*YOUR TASK*
The lines wanted are those in the data below that include "email".

-------- MATERIAL TO PROCESS --------

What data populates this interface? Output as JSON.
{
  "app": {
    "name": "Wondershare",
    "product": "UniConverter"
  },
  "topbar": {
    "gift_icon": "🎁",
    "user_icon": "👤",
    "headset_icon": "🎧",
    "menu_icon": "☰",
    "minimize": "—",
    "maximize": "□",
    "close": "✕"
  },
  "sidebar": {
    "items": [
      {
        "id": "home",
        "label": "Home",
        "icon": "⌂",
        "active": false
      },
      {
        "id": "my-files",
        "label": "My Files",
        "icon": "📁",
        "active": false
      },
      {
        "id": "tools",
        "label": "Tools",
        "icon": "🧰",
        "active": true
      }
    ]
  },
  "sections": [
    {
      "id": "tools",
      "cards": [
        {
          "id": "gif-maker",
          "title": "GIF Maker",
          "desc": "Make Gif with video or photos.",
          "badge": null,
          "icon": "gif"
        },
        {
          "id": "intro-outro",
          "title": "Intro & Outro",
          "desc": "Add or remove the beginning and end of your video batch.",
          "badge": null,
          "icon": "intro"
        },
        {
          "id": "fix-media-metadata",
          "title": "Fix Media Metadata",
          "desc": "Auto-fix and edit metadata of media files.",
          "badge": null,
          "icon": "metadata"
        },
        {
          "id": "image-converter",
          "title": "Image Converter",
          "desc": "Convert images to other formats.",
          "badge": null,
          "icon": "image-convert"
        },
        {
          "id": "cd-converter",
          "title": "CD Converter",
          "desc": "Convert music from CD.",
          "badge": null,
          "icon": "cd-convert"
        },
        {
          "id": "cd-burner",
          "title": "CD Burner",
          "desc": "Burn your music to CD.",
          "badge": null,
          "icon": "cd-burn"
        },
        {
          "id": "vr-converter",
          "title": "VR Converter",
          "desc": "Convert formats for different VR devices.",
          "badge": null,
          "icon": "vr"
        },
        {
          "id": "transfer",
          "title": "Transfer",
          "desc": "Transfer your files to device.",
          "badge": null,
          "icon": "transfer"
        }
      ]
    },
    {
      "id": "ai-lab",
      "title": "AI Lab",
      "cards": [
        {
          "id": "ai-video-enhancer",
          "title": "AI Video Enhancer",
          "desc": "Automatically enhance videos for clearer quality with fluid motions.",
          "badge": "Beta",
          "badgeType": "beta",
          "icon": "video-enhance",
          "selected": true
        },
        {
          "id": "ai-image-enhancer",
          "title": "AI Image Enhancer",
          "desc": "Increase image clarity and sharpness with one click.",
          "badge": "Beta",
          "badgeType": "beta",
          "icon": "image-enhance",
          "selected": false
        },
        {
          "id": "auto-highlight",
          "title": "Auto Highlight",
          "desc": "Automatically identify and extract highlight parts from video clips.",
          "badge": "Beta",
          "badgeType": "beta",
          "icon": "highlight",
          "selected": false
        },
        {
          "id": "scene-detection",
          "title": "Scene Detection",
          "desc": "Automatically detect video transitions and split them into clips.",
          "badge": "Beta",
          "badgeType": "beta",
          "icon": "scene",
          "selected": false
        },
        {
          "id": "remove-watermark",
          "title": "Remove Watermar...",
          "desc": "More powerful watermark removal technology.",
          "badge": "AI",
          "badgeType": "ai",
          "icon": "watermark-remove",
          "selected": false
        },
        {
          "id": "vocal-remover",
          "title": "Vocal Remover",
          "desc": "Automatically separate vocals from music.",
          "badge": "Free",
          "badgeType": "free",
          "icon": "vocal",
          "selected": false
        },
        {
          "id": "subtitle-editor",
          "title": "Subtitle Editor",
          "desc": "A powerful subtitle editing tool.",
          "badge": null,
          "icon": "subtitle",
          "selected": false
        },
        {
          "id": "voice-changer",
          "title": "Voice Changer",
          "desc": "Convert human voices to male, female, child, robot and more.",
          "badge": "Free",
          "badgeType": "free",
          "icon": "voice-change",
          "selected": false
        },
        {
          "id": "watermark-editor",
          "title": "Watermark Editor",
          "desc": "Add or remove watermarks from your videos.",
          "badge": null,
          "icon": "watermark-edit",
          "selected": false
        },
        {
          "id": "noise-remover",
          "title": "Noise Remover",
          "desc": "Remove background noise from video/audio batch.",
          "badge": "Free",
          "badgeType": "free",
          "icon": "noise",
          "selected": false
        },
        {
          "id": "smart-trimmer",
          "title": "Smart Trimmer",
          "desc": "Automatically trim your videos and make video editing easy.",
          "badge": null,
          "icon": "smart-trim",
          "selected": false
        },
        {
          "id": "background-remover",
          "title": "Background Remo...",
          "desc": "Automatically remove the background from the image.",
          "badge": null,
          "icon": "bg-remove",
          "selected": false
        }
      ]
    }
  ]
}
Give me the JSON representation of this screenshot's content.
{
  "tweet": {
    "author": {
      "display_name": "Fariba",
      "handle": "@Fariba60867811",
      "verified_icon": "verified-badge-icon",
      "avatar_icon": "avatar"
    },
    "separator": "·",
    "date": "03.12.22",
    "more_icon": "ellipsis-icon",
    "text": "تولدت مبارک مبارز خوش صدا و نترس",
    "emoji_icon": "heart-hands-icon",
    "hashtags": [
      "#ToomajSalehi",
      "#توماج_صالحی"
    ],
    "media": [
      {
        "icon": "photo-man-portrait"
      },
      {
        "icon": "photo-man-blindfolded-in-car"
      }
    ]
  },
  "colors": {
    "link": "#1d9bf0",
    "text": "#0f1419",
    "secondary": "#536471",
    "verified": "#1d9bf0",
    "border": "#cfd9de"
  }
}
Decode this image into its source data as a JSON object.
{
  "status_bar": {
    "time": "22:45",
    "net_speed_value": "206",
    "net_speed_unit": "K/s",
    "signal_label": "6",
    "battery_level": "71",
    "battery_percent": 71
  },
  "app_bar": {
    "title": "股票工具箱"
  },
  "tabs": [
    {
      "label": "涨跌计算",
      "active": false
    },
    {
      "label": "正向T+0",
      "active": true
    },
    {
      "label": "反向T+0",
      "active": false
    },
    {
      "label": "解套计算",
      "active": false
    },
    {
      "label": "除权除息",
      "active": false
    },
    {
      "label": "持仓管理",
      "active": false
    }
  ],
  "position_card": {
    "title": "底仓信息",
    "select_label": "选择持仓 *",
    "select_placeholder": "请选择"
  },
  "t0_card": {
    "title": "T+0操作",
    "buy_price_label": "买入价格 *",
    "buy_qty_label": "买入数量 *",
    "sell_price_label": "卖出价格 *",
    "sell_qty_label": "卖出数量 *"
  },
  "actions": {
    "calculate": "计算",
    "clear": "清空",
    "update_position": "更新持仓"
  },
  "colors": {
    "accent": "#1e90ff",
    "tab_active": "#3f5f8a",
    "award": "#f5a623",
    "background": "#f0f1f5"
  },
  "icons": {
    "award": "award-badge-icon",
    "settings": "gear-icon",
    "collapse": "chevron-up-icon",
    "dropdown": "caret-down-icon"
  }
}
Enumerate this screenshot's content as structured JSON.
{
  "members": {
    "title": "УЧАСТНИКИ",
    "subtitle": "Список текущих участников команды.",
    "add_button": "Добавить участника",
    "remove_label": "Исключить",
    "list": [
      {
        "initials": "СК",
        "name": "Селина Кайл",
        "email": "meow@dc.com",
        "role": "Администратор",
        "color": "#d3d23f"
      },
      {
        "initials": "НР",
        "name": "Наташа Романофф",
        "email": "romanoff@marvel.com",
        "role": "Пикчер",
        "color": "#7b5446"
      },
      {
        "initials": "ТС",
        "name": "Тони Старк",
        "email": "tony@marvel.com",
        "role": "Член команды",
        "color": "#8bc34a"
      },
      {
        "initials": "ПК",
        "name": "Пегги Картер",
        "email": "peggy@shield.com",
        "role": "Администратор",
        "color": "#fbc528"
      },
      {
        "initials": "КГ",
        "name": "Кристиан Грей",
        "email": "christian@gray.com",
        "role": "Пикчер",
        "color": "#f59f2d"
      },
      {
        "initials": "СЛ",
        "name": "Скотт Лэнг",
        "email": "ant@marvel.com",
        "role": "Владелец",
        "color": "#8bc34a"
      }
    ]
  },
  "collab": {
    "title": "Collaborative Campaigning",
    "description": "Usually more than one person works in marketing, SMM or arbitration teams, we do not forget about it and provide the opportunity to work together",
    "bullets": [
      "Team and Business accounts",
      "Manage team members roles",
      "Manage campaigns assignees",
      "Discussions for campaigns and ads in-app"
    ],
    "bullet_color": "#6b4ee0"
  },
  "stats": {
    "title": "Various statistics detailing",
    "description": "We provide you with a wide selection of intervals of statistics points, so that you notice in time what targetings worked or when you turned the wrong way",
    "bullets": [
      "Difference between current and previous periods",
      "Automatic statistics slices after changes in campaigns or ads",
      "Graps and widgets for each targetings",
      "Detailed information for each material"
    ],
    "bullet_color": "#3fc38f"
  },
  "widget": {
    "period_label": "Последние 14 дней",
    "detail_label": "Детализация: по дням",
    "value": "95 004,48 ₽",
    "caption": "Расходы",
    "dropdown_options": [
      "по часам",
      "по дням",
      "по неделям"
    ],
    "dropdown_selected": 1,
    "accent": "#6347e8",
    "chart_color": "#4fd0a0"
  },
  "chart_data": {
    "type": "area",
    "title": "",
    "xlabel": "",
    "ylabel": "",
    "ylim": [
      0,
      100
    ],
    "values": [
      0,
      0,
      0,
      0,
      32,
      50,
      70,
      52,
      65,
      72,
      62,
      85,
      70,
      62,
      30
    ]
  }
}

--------

*COMPLETED EXERCISE*
        "email": "meow@dc.com",
        "email": "romanoff@marvel.com",
        "email": "tony@marvel.com",
        "email": "peggy@shield.com",
        "email": "christian@gray.com",
        "email": "ant@marvel.com",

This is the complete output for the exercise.